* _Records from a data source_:
--- --- ---
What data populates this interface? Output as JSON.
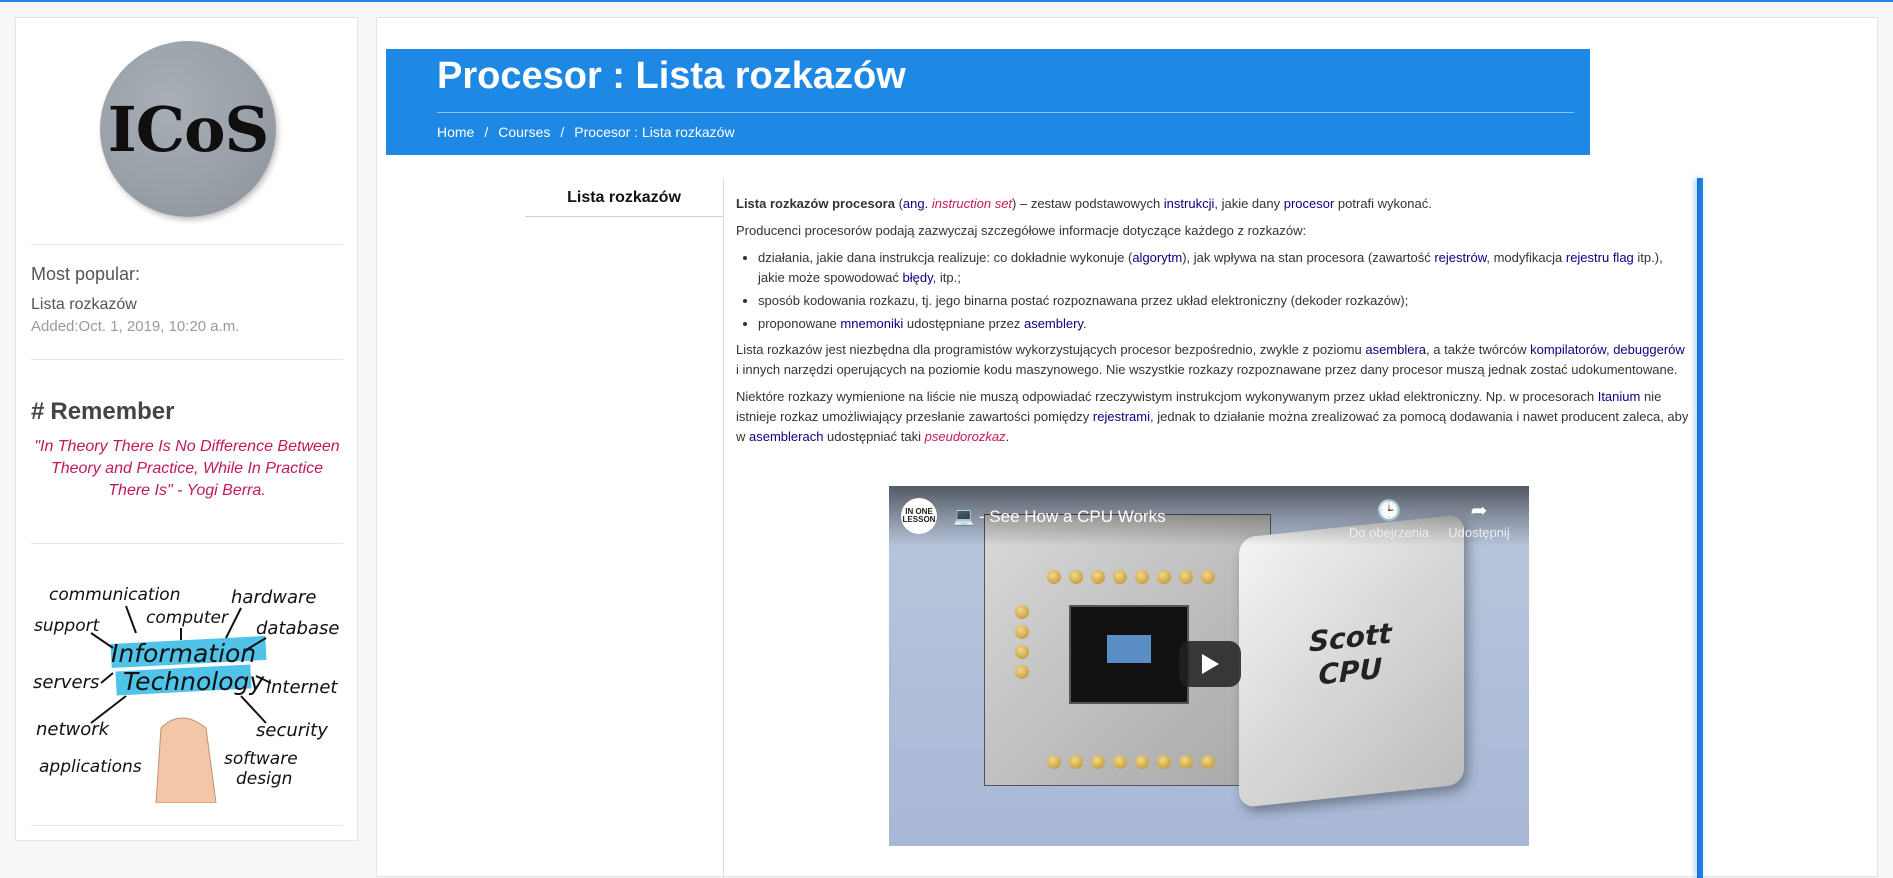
{
  "sidebar": {
    "logo_text": "ICoS",
    "most_popular_title": "Most popular:",
    "popular_item": "Lista rozkazów",
    "popular_date": "Added:Oct. 1, 2019, 10:20 a.m.",
    "remember_title": "Remember",
    "quote": "\"In Theory There Is No Difference Between Theory and Practice, While In Practice There Is\" - Yogi Berra.",
    "image_words": {
      "communication": "communication",
      "hardware": "hardware",
      "support": "support",
      "computer": "computer",
      "database": "database",
      "information": "Information",
      "technology": "Technology",
      "servers": "servers",
      "internet": "internet",
      "network": "network",
      "security": "security",
      "applications": "applications",
      "software": "software",
      "design": "design"
    }
  },
  "banner": {
    "title": "Procesor : Lista rozkazów",
    "breadcrumbs": [
      "Home",
      "Courses",
      "Procesor : Lista rozkazów"
    ],
    "separator": "/"
  },
  "tab": {
    "label": "Lista rozkazów"
  },
  "article": {
    "p1": {
      "bold": "Lista rozkazów procesora",
      "open": " (",
      "ang": "ang.",
      "term": "instruction set",
      "mid": ") – zestaw podstawowych ",
      "instr": "instrukcji",
      "mid2": ", jakie dany ",
      "proc": "procesor",
      "end": " potrafi wykonać."
    },
    "p2": "Producenci procesorów podają zazwyczaj szczegółowe informacje dotyczące każdego z rozkazów:",
    "li1": {
      "a": "działania, jakie dana instrukcja realizuje: co dokładnie wykonuje (",
      "alg": "algorytm",
      "b": "), jak wpływa na stan procesora (zawartość ",
      "rej": "rejestrów",
      "c": ", modyfikacja ",
      "rejflag": "rejestru flag",
      "d": " itp.), jakie może spowodować ",
      "bledy": "błędy",
      "e": ", itp.;"
    },
    "li2": "sposób kodowania rozkazu, tj. jego binarna postać rozpoznawana przez układ elektroniczny (dekoder rozkazów);",
    "li3": {
      "a": "proponowane ",
      "mnem": "mnemoniki",
      "b": " udostępniane przez ",
      "asm": "asemblery",
      "c": "."
    },
    "p3": {
      "a": "Lista rozkazów jest niezbędna dla programistów wykorzystujących procesor bezpośrednio, zwykle z poziomu ",
      "asm": "asemblera",
      "b": ", a także twórców ",
      "komp": "kompilatorów",
      "c": ", ",
      "debug": "debuggerów",
      "d": " i innych narzędzi operujących na poziomie kodu maszynowego. Nie wszystkie rozkazy rozpoznawane przez dany procesor muszą jednak zostać udokumentowane."
    },
    "p4": {
      "a": "Niektóre rozkazy wymienione na liście nie muszą odpowiadać rzeczywistym instrukcjom wykonywanym przez układ elektroniczny. Np. w procesorach ",
      "itan": "Itanium",
      "b": " nie istnieje rozkaz umożliwiający przesłanie zawartości pomiędzy ",
      "rej": "rejestrami",
      "c": ", jednak to działanie można zrealizować za pomocą dodawania i nawet producent zaleca, aby w ",
      "asm": "asemblerach",
      "d": " udostępniać taki ",
      "pseudo": "pseudorozkaz",
      "e": "."
    }
  },
  "video": {
    "channel": "IN ONE LESSON",
    "title": "💻 - See How a CPU Works",
    "watch_later": "Do obejrzenia",
    "share": "Udostępnij",
    "cpu_label_1": "Scott",
    "cpu_label_2": "CPU"
  },
  "colors": {
    "accent": "#1e88e5",
    "link": "#0b0080",
    "quote": "#c2185b"
  }
}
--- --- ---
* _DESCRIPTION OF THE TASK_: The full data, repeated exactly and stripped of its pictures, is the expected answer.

* _ANSWER BOX_:
What data populates this interface? Output as JSON.
{
  "sidebar": {
    "logo_text": "ICoS",
    "most_popular_title": "Most popular:",
    "popular_item": "Lista rozkazów",
    "popular_date": "Added:Oct. 1, 2019, 10:20 a.m.",
    "remember_title": "Remember",
    "quote": "\"In Theory There Is No Difference Between Theory and Practice, While In Practice There Is\" - Yogi Berra.",
    "image_words": {
      "communication": "communication",
      "hardware": "hardware",
      "support": "support",
      "computer": "computer",
      "database": "database",
      "information": "Information",
      "technology": "Technology",
      "servers": "servers",
      "internet": "internet",
      "network": "network",
      "security": "security",
      "applications": "applications",
      "software": "software",
      "design": "design"
    }
  },
  "banner": {
    "title": "Procesor : Lista rozkazów",
    "breadcrumbs": [
      "Home",
      "Courses",
      "Procesor : Lista rozkazów"
    ],
    "separator": "/"
  },
  "tab": {
    "label": "Lista rozkazów"
  },
  "article": {
    "p1": {
      "bold": "Lista rozkazów procesora",
      "open": " (",
      "ang": "ang.",
      "term": "instruction set",
      "mid": ") – zestaw podstawowych ",
      "instr": "instrukcji",
      "mid2": ", jakie dany ",
      "proc": "procesor",
      "end": " potrafi wykonać."
    },
    "p2": "Producenci procesorów podają zazwyczaj szczegółowe informacje dotyczące każdego z rozkazów:",
    "li1": {
      "a": "działania, jakie dana instrukcja realizuje: co dokładnie wykonuje (",
      "alg": "algorytm",
      "b": "), jak wpływa na stan procesora (zawartość ",
      "rej": "rejestrów",
      "c": ", modyfikacja ",
      "rejflag": "rejestru flag",
      "d": " itp.), jakie może spowodować ",
      "bledy": "błędy",
      "e": ", itp.;"
    },
    "li2": "sposób kodowania rozkazu, tj. jego binarna postać rozpoznawana przez układ elektroniczny (dekoder rozkazów);",
    "li3": {
      "a": "proponowane ",
      "mnem": "mnemoniki",
      "b": " udostępniane przez ",
      "asm": "asemblery",
      "c": "."
    },
    "p3": {
      "a": "Lista rozkazów jest niezbędna dla programistów wykorzystujących procesor bezpośrednio, zwykle z poziomu ",
      "asm": "asemblera",
      "b": ", a także twórców ",
      "komp": "kompilatorów",
      "c": ", ",
      "debug": "debuggerów",
      "d": " i innych narzędzi operujących na poziomie kodu maszynowego. Nie wszystkie rozkazy rozpoznawane przez dany procesor muszą jednak zostać udokumentowane."
    },
    "p4": {
      "a": "Niektóre rozkazy wymienione na liście nie muszą odpowiadać rzeczywistym instrukcjom wykonywanym przez układ elektroniczny. Np. w procesorach ",
      "itan": "Itanium",
      "b": " nie istnieje rozkaz umożliwiający przesłanie zawartości pomiędzy ",
      "rej": "rejestrami",
      "c": ", jednak to działanie można zrealizować za pomocą dodawania i nawet producent zaleca, aby w ",
      "asm": "asemblerach",
      "d": " udostępniać taki ",
      "pseudo": "pseudorozkaz",
      "e": "."
    }
  },
  "video": {
    "channel": "IN ONE LESSON",
    "title": "💻 - See How a CPU Works",
    "watch_later": "Do obejrzenia",
    "share": "Udostępnij",
    "cpu_label_1": "Scott",
    "cpu_label_2": "CPU"
  },
  "colors": {
    "accent": "#1e88e5",
    "link": "#0b0080",
    "quote": "#c2185b"
  }
}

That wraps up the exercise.